**WHAT YOU WILL DO**
Check every line of the entries below for "device", and copy the lines that have it.

**App and web page records**
● ● ● ● ● ● ●

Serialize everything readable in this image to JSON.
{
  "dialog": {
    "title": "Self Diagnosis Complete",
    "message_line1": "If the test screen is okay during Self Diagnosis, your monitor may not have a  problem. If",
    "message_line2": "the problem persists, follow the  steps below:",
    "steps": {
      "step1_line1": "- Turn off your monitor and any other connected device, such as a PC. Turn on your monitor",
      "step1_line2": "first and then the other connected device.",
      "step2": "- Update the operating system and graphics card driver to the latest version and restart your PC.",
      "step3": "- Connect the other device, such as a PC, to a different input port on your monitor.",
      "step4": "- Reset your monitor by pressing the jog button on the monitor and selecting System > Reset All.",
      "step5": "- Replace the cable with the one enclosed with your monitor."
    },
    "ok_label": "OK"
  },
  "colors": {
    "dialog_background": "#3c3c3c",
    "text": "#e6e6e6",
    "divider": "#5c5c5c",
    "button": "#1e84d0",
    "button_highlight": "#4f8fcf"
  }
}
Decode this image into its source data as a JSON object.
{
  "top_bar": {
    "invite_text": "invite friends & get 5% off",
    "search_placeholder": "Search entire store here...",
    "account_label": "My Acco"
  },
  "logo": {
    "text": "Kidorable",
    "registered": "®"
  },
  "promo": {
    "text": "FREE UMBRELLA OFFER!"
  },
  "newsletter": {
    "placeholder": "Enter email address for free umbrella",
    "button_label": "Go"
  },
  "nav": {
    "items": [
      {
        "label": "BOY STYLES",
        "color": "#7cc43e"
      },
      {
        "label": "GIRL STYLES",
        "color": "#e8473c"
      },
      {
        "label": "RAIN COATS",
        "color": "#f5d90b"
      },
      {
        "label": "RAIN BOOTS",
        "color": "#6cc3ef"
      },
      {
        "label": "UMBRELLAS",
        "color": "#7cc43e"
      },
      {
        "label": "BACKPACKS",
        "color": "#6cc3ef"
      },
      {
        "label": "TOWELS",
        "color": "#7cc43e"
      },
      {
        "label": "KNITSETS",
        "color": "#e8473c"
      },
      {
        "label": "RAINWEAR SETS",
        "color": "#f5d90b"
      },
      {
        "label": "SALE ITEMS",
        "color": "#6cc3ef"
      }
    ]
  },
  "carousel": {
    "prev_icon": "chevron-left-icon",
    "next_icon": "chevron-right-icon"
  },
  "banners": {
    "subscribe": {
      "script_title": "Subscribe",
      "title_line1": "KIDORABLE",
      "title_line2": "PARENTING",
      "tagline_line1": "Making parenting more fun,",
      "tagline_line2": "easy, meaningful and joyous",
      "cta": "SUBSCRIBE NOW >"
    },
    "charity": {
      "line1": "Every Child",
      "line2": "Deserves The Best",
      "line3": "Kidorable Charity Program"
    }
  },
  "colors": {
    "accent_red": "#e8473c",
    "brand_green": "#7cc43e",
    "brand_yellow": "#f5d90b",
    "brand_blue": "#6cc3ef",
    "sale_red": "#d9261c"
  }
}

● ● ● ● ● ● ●

**SOLUTION FOR THIS EXERCISE**
      "step1_line1": "- Turn off your monitor and any other connected device, such as a PC. Turn on your monitor",
      "step1_line2": "first and then the other connected device.",
      "step3": "- Connect the other device, such as a PC, to a different input port on your monitor.",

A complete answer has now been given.